“And when you talk about expenditure overall, there are a number of areas where you can have restraint in relation to expenditure but these have not been identified in a specific way,” he further stated.
He said the options open to the government in this regard are freezing wages, cutting staff, or a combination of both.
“But I have no way of knowing what the government has agreed to. … We just need to see the actual agreement in terms of what has actually been agreed,” he said.
“I expect they will want some fairly tough measures from us in terms of expenditure control and other possible avenues of raising revenue. It will be in the report itself but they also made a statement there, which suggests to me that they don’t think things have gone far enough – whatever has been agreed,” Eustace said.
He, however, stated that one cannot read the statement “and get definitively what has been agreed to.

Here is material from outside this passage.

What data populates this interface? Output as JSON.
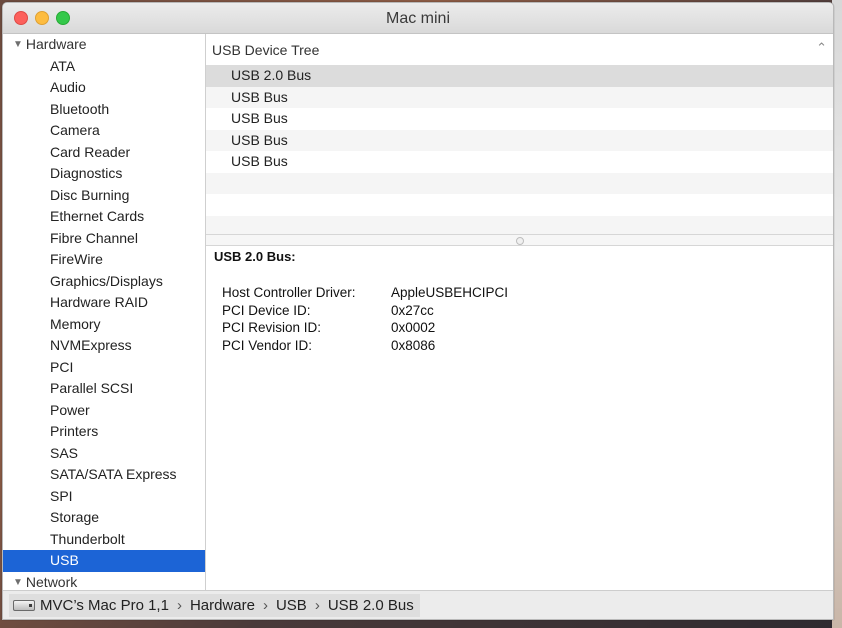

“All this is the press release for the board meeting. The appraisal report done by the staff will have all the details,” he said.
“I have an idea what is behind some of them but I need to see what has been agreed. In the end, what is implemented is what government has agreed to. But I read into it, from what is there, that they are not satisfied that the government has not gone as far as they would like them to,” he said.
Eustace promised further elaboration tomorrow, saying “one needs to get more information on what has been agreed to.
“They just give you the topic heads. That does not give you any detailed information as to what has been agreed so far. … That is simply a release from the board of directors and one can surmise as to what may be included under some of those subjects but one does not have the detail until one sees the document,” he said.
The IMF has said that the local economy has been adversely affected by two natural disasters in the past year, in addition to the impacts of the global slowdown and higher commodity prices.
“As a result, real GDP has contracted and public sector debt has risen,” the IFM Executive Board said in an assessment of the local economy this week.
The international body is therefore projecting that the local economy will register negative growth for a fourth year of consecutive year, a projection that contradict the 0.4 per cent growth forecast by the Eastern Caribbean Central Bank (ECCB) and the 0.8 per cent the government expects.